→ **ASSIGNMENT**
Only lines holding the string "this" are wanted; copy each one from the material.

━━━━━ INPUT

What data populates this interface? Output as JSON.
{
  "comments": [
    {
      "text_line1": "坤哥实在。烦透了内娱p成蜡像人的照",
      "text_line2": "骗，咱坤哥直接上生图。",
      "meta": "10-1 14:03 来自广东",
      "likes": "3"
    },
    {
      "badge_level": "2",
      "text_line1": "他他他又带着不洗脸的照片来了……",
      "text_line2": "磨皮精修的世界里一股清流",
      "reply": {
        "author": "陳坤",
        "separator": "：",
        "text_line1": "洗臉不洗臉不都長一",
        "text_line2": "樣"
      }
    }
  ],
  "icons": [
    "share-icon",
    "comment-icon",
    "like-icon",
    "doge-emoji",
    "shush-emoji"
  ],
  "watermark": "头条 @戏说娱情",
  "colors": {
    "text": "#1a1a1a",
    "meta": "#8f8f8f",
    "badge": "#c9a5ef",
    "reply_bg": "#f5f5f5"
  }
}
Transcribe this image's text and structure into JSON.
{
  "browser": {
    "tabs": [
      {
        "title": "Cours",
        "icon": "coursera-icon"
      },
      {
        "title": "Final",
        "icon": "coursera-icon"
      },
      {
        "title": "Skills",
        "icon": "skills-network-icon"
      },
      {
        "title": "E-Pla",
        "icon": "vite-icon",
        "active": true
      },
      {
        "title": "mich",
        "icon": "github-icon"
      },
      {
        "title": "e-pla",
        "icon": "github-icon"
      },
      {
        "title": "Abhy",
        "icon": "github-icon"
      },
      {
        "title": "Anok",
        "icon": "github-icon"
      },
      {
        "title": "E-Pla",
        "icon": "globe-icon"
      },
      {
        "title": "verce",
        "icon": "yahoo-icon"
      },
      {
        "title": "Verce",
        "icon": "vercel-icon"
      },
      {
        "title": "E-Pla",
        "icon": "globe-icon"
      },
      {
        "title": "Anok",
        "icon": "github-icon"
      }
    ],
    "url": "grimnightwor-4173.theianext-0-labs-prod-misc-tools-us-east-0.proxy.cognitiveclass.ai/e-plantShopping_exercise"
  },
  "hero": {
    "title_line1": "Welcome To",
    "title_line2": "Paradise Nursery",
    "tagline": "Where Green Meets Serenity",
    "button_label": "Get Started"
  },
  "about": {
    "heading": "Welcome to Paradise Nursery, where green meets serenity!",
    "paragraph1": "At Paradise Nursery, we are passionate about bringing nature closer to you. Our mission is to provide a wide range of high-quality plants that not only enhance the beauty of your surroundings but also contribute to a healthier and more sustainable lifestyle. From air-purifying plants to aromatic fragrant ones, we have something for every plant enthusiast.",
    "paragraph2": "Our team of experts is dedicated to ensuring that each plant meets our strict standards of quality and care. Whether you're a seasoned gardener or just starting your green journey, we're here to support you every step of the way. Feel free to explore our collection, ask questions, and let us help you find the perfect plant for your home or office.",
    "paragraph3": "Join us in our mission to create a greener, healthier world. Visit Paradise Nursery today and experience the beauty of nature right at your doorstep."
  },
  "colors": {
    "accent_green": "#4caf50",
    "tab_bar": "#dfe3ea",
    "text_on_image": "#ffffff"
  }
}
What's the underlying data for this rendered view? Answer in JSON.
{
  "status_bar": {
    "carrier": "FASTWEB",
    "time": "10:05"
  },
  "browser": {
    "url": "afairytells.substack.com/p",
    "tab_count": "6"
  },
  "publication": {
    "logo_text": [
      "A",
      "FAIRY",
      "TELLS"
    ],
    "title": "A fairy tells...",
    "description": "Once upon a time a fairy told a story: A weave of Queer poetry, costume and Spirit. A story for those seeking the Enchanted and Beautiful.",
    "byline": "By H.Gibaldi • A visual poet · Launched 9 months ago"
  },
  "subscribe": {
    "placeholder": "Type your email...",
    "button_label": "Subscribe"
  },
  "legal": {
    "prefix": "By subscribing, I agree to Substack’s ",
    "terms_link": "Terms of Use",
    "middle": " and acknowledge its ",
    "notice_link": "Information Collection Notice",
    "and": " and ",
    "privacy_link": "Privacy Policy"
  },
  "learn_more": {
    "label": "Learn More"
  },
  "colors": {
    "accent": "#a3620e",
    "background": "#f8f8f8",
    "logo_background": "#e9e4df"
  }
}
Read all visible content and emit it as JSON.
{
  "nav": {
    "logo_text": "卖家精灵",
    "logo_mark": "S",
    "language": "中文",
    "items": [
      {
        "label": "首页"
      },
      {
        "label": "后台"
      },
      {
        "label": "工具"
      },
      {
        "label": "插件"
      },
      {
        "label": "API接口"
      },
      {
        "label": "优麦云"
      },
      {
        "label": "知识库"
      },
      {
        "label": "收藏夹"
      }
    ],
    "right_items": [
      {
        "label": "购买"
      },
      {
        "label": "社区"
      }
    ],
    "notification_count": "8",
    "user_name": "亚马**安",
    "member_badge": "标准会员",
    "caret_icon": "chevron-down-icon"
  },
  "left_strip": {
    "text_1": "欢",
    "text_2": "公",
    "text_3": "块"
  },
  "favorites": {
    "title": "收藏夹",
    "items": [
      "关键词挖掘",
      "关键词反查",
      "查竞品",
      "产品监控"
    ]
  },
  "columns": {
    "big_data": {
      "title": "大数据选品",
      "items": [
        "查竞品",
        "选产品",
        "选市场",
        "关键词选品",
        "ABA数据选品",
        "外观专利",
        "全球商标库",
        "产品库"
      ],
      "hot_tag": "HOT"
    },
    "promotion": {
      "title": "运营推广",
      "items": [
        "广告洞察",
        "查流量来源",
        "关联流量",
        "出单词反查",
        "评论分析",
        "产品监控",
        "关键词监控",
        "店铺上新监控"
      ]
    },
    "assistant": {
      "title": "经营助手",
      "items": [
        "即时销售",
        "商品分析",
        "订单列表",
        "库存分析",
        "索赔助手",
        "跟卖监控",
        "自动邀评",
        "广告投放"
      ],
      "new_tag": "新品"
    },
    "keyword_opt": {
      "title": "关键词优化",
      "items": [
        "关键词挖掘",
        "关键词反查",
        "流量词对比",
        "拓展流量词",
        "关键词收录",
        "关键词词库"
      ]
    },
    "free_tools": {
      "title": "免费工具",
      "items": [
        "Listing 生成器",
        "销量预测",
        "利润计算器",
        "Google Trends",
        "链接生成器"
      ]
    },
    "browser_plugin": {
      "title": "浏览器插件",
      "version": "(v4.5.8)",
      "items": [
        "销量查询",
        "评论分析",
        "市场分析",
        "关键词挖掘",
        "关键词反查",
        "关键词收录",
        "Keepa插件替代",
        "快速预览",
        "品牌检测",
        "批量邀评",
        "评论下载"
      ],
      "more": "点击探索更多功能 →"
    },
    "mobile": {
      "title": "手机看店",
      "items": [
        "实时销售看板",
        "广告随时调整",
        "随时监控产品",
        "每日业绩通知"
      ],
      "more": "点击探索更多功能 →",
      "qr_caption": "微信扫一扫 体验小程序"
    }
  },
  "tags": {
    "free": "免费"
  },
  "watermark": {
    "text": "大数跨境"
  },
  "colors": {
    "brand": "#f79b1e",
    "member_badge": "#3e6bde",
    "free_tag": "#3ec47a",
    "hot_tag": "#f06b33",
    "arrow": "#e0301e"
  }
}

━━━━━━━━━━

→ **TASK SOLUTION**
What data populates this interface? Output as JSON.
Transcribe this image's text and structure into JSON.
What's the underlying data for this rendered view? Answer in JSON.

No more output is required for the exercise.